You are a running back in the NFL, and you are playing in the Super Bowl, the biggest game of the year.
With less than a minute to go, your team is trailing by two points. 11 million people are watching as the clock ticks down.
The ball is on the six yard line and your number is called in the huddle. You are about to be given the ball.
The ball is snapped. As the quarterback hands you the ball, he yells, “Don’t score! Don’t Score!”
You secure the ball, and you do what you have been training for years to do. You are racing toward the goal line when it finally resonates…what did the quarterback just say?
You seem to be moving in slow motion as you realize that nobody on the defense has tried to tackle you. In fact, it’s as if they are intentionally creating an open lane for you to walk right through.

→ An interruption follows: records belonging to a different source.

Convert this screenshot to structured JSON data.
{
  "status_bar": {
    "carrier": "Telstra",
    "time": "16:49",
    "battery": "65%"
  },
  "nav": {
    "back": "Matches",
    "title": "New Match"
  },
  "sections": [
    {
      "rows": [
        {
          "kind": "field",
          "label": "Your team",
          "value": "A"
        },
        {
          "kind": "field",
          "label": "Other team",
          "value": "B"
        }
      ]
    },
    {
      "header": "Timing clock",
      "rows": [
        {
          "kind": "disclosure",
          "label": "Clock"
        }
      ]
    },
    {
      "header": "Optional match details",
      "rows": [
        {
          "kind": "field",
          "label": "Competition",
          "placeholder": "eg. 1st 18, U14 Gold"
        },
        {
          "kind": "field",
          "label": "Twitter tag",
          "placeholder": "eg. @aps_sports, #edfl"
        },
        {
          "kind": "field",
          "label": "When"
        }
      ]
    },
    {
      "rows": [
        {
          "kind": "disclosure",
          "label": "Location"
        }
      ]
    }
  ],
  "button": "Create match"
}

And then it hits you. You try to stop, but it’s too late…your momentum carries you into the end zone.
The refs raise their hands, and it’s official – you just scored the go-ahead touchdown. But your team and even your own fans aren’t sure how to react. Because now, there are 57 seconds remaining on the clock and you have just given the other team the opportunity to take back the lead before time runs out.
Maybe you’ve never played in the Super Bowl, or any football game for that matter. But have you ever reacted in a way that seemed natural but wasn’t actually for the best?

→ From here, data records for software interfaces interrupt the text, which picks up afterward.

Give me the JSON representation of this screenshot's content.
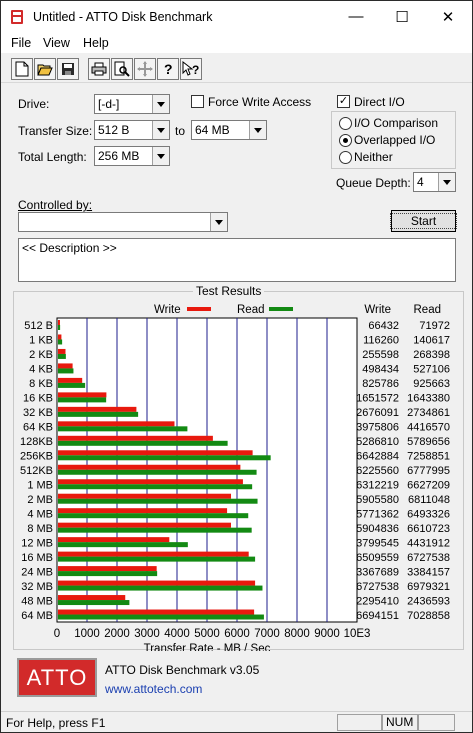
{
  "window": {
    "title": "Untitled - ATTO Disk Benchmark",
    "minimize": "—",
    "maximize": "☐",
    "close": "✕"
  },
  "menu": [
    "File",
    "View",
    "Help"
  ],
  "toolbar": [
    "new-icon",
    "open-icon",
    "save-icon",
    "print-icon",
    "print-preview-icon",
    "move-icon",
    "about-icon",
    "context-help-icon"
  ],
  "form": {
    "drive_label": "Drive:",
    "drive_value": "[-d-]",
    "force_write_label": "Force Write Access",
    "force_write_checked": false,
    "direct_io_label": "Direct I/O",
    "direct_io_checked": true,
    "transfer_size_label": "Transfer Size:",
    "transfer_from": "512 B",
    "to_label": "to",
    "transfer_to": "64 MB",
    "total_length_label": "Total Length:",
    "total_length": "256 MB",
    "io_options": [
      "I/O Comparison",
      "Overlapped I/O",
      "Neither"
    ],
    "io_selected": 1,
    "queue_depth_label": "Queue Depth:",
    "queue_depth": "4",
    "controlled_by_label": "Controlled by:",
    "controlled_by_value": "",
    "start_label": "Start",
    "description": "<< Description >>"
  },
  "results": {
    "title": "Test Results",
    "write_legend": "Write",
    "read_legend": "Read",
    "write_header": "Write",
    "read_header": "Read",
    "write_color": "#e8190e",
    "read_color": "#138a13"
  },
  "chart_data": {
    "type": "bar",
    "orientation": "horizontal",
    "categories": [
      "512 B",
      "1 KB",
      "2 KB",
      "4 KB",
      "8 KB",
      "16 KB",
      "32 KB",
      "64 KB",
      "128KB",
      "256KB",
      "512KB",
      "1 MB",
      "2 MB",
      "4 MB",
      "8 MB",
      "12 MB",
      "16 MB",
      "24 MB",
      "32 MB",
      "48 MB",
      "64 MB"
    ],
    "series": [
      {
        "name": "Write",
        "values": [
          66432,
          116260,
          255598,
          498434,
          825786,
          1651572,
          2676091,
          3975806,
          5286810,
          6642884,
          6225560,
          6312219,
          5905580,
          5771362,
          5904836,
          3799545,
          6509559,
          3367689,
          6727538,
          2295410,
          6694151
        ]
      },
      {
        "name": "Read",
        "values": [
          71972,
          140617,
          268398,
          527106,
          925663,
          1643380,
          2734861,
          4416570,
          5789656,
          7258851,
          6777995,
          6627209,
          6811048,
          6493326,
          6610723,
          4431912,
          6727538,
          3384157,
          6979321,
          2436593,
          7028858
        ]
      }
    ],
    "xlabel": "Transfer Rate - MB / Sec",
    "xticks": [
      "0",
      "1000",
      "2000",
      "3000",
      "4000",
      "5000",
      "6000",
      "7000",
      "8000",
      "9000",
      "10E3"
    ],
    "xlim": [
      0,
      10000
    ],
    "grid": true,
    "legend": "top"
  },
  "footer": {
    "logo_text": "ATTO",
    "product": "ATTO Disk Benchmark v3.05",
    "url": "www.attotech.com"
  },
  "status": {
    "message": "For Help, press F1",
    "num": "NUM"
  }
}
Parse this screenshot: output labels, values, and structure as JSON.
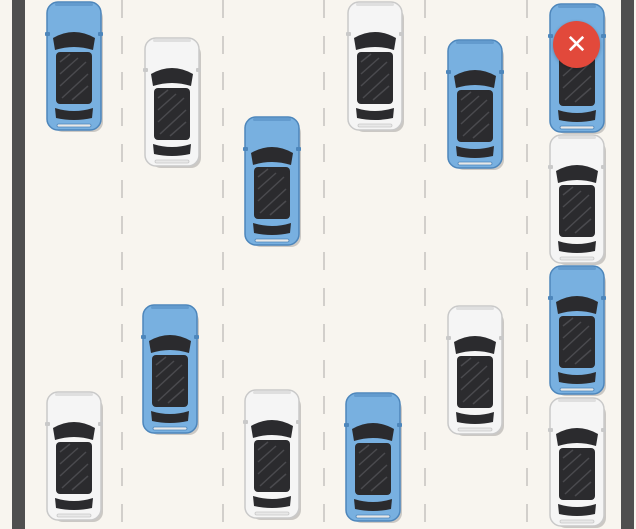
{
  "game": {
    "kind": "traffic-lanes",
    "lanes": 6,
    "colors": {
      "road": "#f8f5ef",
      "curb": "#4f4f4f",
      "lane_marking": "#d2cfcb",
      "car_blue": "#78b0e0",
      "car_white": "#f5f5f5",
      "close_button": "#e2493b"
    },
    "cars": [
      {
        "color": "blue",
        "lane": 1
      },
      {
        "color": "white",
        "lane": 2
      },
      {
        "color": "blue",
        "lane": 3
      },
      {
        "color": "white",
        "lane": 4
      },
      {
        "color": "blue",
        "lane": 5
      },
      {
        "color": "blue",
        "lane": 6
      },
      {
        "color": "white",
        "lane": 6
      },
      {
        "color": "blue",
        "lane": 2
      },
      {
        "color": "white",
        "lane": 5
      },
      {
        "color": "blue",
        "lane": 6
      },
      {
        "color": "white",
        "lane": 1
      },
      {
        "color": "white",
        "lane": 3
      },
      {
        "color": "blue",
        "lane": 4
      },
      {
        "color": "white",
        "lane": 6
      }
    ]
  },
  "close_button": {
    "icon": "close-icon",
    "glyph": "✕"
  }
}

Our instincts are often good, but they are not always good. Quick reactions can land punches, speak words that cut, and destroy relationships.
In Super Bowl XLVI, Ahmad Bradshaw scored that touchdown because he did what he was paid to do – gain yards and score touchdowns. He did what he has been trained to do for years.

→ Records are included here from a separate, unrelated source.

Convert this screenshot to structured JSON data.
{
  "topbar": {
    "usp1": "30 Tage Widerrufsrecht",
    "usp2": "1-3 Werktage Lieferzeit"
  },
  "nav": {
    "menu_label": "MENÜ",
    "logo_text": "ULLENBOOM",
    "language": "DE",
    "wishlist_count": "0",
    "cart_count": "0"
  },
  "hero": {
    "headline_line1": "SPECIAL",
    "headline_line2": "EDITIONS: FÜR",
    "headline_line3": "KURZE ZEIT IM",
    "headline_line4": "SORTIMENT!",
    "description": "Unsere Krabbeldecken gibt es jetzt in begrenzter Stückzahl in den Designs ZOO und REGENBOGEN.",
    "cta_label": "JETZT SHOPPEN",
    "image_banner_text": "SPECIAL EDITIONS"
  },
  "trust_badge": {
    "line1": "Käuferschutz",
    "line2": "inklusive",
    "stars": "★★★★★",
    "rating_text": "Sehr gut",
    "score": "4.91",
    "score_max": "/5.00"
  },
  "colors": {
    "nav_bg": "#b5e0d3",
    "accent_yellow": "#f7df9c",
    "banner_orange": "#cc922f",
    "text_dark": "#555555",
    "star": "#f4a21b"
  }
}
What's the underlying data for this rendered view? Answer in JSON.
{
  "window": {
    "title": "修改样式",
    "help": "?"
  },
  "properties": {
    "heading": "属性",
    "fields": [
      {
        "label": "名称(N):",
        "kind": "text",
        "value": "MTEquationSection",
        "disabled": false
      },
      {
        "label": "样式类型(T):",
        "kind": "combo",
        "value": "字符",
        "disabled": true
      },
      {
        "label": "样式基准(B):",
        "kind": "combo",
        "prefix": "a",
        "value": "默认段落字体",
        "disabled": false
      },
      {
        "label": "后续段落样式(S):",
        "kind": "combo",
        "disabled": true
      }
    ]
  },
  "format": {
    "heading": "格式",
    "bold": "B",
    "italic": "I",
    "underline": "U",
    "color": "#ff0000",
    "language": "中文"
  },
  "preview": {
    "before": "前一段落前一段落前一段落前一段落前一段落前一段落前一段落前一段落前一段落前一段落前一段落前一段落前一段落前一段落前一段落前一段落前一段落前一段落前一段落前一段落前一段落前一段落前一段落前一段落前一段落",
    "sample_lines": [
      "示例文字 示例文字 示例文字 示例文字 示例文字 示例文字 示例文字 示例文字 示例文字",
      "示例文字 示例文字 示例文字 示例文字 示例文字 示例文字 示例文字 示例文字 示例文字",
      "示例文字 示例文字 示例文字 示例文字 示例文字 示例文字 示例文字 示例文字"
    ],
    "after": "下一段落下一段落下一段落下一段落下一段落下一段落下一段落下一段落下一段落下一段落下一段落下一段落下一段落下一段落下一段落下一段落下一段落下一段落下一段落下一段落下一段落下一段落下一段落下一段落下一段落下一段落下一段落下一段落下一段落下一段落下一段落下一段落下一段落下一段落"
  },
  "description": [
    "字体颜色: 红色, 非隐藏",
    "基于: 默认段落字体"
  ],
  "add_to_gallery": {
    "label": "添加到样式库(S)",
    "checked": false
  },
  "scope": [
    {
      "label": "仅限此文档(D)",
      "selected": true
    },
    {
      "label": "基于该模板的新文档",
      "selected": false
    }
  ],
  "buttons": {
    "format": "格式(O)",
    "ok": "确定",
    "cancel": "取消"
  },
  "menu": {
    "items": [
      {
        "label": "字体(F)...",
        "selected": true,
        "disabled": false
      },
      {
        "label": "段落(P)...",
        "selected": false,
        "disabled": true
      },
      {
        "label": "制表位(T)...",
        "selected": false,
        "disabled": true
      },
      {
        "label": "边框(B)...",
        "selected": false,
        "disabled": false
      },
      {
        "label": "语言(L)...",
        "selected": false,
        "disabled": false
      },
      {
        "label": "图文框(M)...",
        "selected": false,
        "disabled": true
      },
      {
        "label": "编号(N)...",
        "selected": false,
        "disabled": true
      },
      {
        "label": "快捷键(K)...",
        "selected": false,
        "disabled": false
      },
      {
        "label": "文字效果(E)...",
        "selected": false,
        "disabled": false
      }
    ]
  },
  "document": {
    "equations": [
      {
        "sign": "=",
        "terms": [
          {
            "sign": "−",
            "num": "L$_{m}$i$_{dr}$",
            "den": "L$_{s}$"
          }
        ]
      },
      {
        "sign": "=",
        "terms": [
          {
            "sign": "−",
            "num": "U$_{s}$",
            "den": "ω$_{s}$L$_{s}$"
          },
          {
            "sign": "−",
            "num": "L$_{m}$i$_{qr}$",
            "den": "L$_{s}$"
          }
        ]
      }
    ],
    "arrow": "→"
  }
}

Yet, at this time, in this game, it wasn’t the best thing to do.
Fortunately, as quarterback Eli Manning said, “It worked out.” But if things had gone just a little differently in that final 57 seconds, Bradshaw’s actions could have cost his team the game.
In the words of Bradshaw:
“It’s a tough feeling, I didn’t think about it and then Eli says, ‘Don’t score! Don’t score!’ as soon as he gives me the ball. It didn’t click until like the 1-yard line. I tried to go down and tap down but the momentum took me in… To leave that much time on the clock was kind of risky.”
In what areas of your life do you need to think just a little bit longer before reacting?
Where do you need to slow down before doing what comes naturally?